Appeal from the Circuit Court for Anne Arundel County; Duckett, J.
Hammond, Prescott, Horney, Marbury and Sybert, JJ. Sybert, J., delivered the opinion of the Court.
Philip H. Miedzinski, the 16 year old son of the equitable plaintiffs below (appellants here), was struck down and killed by an automobile driven by Matthew Allen Gray (defendant-appellee) while bicycling on a public road in St. Mary's County. Two actions resulted from the accident. One was a suit by John Edward Miedzinski, as administrator of his son's estate, to recover for pain and suffering endured by the son before his death, and for funeral expenses. The other was a wrongful death action to the use of both parents for loss of services of the son, who had assisted his parents in the operation of their 180 acre farm until the accident.
The two actions were tried together before a jury, which found the appellee liable in both cases. Complaining that the $500.00 verdict in the second case, for loss of services, was inadequate, the equitable plaintiffs appeal from the judgment in that case, making five contentions which will be stated as the points are considered.
Appellants argue that evidence showing the deceased son had received an acre of tobacco for his work on his parents' farm was erroneously admitted, since no necessary relationship exists between what is actually paid to a minor child by his parents for his services and the value of those services to the parents. They contend that the admission of this evidence prejudiced the minds of the jurors and caused them to return a lower verdict than would otherwise have been the case.
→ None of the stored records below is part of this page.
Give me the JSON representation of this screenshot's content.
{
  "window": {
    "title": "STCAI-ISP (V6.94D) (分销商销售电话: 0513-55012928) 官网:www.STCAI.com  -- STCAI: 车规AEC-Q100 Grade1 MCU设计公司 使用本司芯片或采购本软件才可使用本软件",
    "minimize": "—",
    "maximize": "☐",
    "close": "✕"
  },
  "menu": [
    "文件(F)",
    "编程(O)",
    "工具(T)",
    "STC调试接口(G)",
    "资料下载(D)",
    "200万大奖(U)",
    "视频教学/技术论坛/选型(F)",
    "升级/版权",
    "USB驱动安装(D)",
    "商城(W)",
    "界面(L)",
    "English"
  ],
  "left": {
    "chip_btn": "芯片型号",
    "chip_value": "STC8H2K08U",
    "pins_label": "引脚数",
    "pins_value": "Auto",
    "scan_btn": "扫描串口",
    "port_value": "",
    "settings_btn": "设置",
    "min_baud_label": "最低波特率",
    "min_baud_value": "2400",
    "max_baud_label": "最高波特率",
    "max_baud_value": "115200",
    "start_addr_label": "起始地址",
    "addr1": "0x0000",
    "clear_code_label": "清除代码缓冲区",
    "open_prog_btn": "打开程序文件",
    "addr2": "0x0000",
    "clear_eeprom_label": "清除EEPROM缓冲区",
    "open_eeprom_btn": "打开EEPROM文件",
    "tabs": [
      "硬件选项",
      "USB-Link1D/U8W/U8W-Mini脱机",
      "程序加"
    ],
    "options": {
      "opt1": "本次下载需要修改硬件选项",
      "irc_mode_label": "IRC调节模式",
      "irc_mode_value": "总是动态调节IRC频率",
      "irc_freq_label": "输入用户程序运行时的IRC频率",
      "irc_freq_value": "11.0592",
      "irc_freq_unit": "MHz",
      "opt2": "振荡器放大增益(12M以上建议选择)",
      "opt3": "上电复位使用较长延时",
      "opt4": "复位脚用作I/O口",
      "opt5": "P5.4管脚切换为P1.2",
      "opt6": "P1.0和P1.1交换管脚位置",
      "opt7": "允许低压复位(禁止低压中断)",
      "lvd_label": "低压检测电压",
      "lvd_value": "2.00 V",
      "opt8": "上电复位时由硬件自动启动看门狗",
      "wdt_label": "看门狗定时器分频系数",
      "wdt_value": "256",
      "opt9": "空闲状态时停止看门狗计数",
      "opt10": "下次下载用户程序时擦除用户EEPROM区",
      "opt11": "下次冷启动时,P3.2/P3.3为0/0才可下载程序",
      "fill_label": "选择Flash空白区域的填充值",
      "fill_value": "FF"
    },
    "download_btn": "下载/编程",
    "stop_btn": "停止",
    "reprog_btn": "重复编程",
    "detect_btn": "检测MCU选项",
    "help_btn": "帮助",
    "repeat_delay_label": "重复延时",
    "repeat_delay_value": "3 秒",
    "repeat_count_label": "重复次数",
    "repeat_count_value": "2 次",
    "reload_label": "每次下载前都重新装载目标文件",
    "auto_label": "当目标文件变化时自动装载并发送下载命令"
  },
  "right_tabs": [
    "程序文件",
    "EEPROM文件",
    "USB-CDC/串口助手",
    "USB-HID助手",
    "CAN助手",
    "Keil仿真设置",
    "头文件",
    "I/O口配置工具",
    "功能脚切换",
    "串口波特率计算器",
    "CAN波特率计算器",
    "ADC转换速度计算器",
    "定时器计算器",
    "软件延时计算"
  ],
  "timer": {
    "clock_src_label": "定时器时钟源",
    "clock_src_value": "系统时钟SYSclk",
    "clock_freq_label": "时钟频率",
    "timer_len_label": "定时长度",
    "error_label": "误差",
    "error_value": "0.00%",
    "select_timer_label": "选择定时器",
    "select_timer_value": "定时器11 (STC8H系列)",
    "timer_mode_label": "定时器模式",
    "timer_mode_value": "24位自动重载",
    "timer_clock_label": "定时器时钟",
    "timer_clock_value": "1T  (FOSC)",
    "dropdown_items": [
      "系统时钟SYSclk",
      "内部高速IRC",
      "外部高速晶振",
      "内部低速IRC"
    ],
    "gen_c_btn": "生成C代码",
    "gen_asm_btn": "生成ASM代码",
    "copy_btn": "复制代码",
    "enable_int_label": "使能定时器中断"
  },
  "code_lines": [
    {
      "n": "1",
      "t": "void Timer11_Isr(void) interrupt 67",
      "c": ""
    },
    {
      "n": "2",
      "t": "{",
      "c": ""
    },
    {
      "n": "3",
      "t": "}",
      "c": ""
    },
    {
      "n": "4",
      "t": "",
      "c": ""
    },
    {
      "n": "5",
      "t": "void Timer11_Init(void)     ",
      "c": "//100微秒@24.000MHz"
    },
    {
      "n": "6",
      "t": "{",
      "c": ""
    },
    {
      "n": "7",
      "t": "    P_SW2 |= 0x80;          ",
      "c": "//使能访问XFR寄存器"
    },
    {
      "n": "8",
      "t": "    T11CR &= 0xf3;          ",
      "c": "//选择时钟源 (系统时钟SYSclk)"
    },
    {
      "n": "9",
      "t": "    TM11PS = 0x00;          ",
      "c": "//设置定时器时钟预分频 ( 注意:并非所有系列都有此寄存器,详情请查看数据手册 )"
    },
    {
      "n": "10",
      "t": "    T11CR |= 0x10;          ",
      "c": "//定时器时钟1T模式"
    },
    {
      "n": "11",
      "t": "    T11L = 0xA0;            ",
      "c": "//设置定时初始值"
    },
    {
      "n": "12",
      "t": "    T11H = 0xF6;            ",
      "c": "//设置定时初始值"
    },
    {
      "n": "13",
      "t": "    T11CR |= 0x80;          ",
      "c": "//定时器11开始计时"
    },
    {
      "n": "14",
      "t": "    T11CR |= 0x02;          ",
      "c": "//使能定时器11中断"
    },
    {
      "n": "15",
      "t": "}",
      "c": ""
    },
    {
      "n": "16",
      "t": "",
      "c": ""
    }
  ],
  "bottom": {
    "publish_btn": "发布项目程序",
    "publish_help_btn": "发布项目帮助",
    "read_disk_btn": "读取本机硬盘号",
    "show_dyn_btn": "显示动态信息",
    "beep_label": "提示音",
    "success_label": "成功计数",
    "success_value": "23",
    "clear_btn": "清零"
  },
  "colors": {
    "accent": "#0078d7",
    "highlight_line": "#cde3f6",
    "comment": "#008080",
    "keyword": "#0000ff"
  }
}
Courts are reluctant to disturb verdicts for errors in the admission or exclusion of evidence unless they cause substantial injustice. Hance v. State Roads Comm., 221 Md. 164, 156 A.2d 644 (1959). It would appear that no substantial injustice to appellants resulted from what transpired with respect to the testimony in question. The record reveals that after the trial court had concluded its instructions, counsel for appellants called attention to the admission of this evidence over appellants' objection. The trial court then recalled the jury for the first time, and, in a further instruction, specifically directed the jury to disregard the testimony concerning the payment to the son by the parents for his services, stating that the tobacco was a gift and that parents are entitled to a child's services until he becomes 21 years of age. Thus, even if it had been erroneous to admit the testimony in question, the error was cured by the reinstruction and no prejudice resulted. Cf. Jimmy's Cab v. Isennock, 225 Md. 1, 169 A.2d 425 (1961); Gwynn Oak Park v. Becker, 177 Md. 528, 537, 10 A.2d 625 (1940).
Appellants maintain that the trial court erred in admitting, over objection, the testimony of a State police trooper as to the point of impact between appellee's automobile and the bicycle of the deceased, arguing that such opinion evidence on an ultimate issue in the case was an invasion of the province of the jury. Its admission, they contend, planted a "terrible doubt" as to liability in the minds of the jury, leading to a compromise verdict.
The jury's finding for the appellants on the matter of liability greatly weakens this argument. Whether the trooper's testimony in fact created any doubt as to liability is a speculation to which no weight can be accorded. Admission of such testimony was in the sound discretion of the trial court, Williams v. Dawidowicz, 209 Md. 77, 120 A.2d 399 (1956), and we fail to find any abuse of that discretion in this case. The trooper, as investigating officer, qualified as an expert, Acme Poultry Corp. v. Melville, 188 Md. 365, 53 A.2d 1 (1947), and, as was said in Harper v. Higgs, 225 Md. 24, 38,
169 A.2d 661 (1961), "* * * an approved test as to the admissibility of expert opinion is whether the jury can receive appreciable help from the particular witness on the subject, not whether the jury can decide the particular issue without expert help. * * *". The interpretation of skid and swerve marks and gouges in the road at the site of the accident and their significance in regard to where the impact took place was a proper subject for expert testimony ...